Using legislative authority given in 1999, the department has been framing a set of mandatory standards in close consultation with the state Department of Agriculture, Trade and Consumer Protection. Those standards will go to the Natural Resources Board, the citizens policy-making body of the DNR, for approval in December. If approved, the standards would be reviewed by the Legislature and would go into effect next year.
"I think we have moved quite a long way in recognizing that it's not just an agricultural problem," said Shea. "It comes from virtually all land practices."
That's why Shea called the runoff rules "probably the most profound and important" since point-source rules were adopted to clean up discharges from factories and sewage treatment plants under the Clean Water Act of 1972 and other legislation.
Exact language for about 500 pages of regulations is still being fine-tuned in response to the most recent public comments. Essentially, these are standards limiting runoff of soil particles, fertilizers, pesticides and other chemicals from parking lots, bridges, highways, golf courses, parks, construction sites and corporate lawns, as well as barnyards and farm fields.
Beginning in 2003, most cities of 10,000 or more must meet federal requirements to control storm water runoff. Wisconsin rules would extend runoff standards to municipalities with population densities of 1,000 per square mile. State rules encourage heavy use of naturally planted buffer areas and provide for some cost sharing.
Since one provision would include any property 5 acres or larger on which fertilizer or pesticide is applied, the rules will affect everything from how a farmer plants the back 40 to how some suburbanites fertilize the front lawn.
In other words, they will affect the way we all live.
It's about time, said Eric Uram, Great Lakes program director of the Sierra Club.
"If we're going to find solutions," he said, "we're going to have to stop relying on the next generation to find the solutions."
Whether it runs out of a factory or off the farm or lawn, Uram said: "Pollution comes from demand for products. We are the consumers who demand certain things sometimes only because they're marketed to us. We have to be more aware of the total footprint of what that product does in its creation, use and disposal."

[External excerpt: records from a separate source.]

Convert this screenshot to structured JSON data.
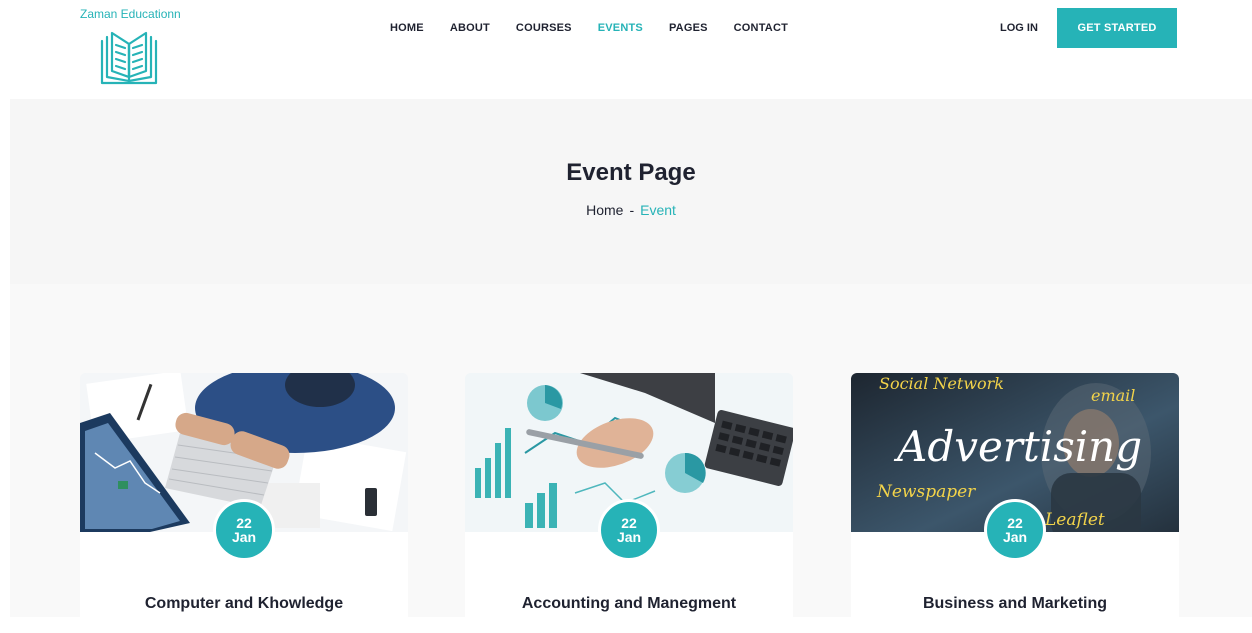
{
  "brand": {
    "name": "Zaman Educationn",
    "icon": "open-book-icon",
    "accent": "#26b3b7"
  },
  "nav": {
    "items": [
      {
        "label": "HOME"
      },
      {
        "label": "ABOUT"
      },
      {
        "label": "COURSES"
      },
      {
        "label": "EVENTS",
        "active": true
      },
      {
        "label": "PAGES"
      },
      {
        "label": "CONTACT"
      }
    ],
    "login_label": "LOG IN",
    "cta_label": "GET STARTED"
  },
  "hero": {
    "title": "Event Page",
    "breadcrumb": {
      "home": "Home",
      "separator": "-",
      "current": "Event"
    }
  },
  "events": [
    {
      "day": "22",
      "month": "Jan",
      "title": "Computer and Khowledge"
    },
    {
      "day": "22",
      "month": "Jan",
      "title": "Accounting and Manegment"
    },
    {
      "day": "22",
      "month": "Jan",
      "title": "Business and Marketing",
      "image_words": {
        "w1": "Social Network",
        "w2": "email",
        "w3": "Advertising",
        "w4": "Newspaper",
        "w5": "Leaflet"
      }
    }
  ]
}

We have ignored, he said, the value of the things we can't live without - air and water.
"Society sees as measures of success having a $50,000 suburban utility vehicle that gets 10 miles to the gallon and having a huge house that costs more to cool than most people pay for house payments," Uram said. "Those are status symbols. That's part of the error of our ways. We need to change what status is."
Lawns of little help
Sometimes, it doesn't look as if change is in the air.
Researchers studying water quality in 47 small streams in southeastern Wisconsin between the 1970s and the 1990s found that runoff from urban sprawl, which is on the rise in Wisconsin, was no less serious than that from farmland, which is shrinking.
"The surprise was that some of those streams got even worse as farmland got converted to suburbs," said John Lyons, a research scientist with the DNR.
After no more than a 10% increase in impervious surface in the watershed, the researchers noticed that fish species dropped sharply. Often, the number of species present - a sure sign of water quality - was cut in half.
Lyons and fellow researchers, whose study was published last October in the Journal of the American Water Resources Association, suspect that pavement is the culprit.
In this case, pavement is defined in the broadest terms, meaning not only asphalt, macadam, concrete and roof shingles, but also lawns, with their shallow-rooted systems lying over soil compacted by heavy machinery.
For example, a soccer field, added to one development for runoff control and recreation, proved to be almost no help in slowing runoff.
Increasing "pavement," Lyons said, had two effects - more flooding and less groundwater.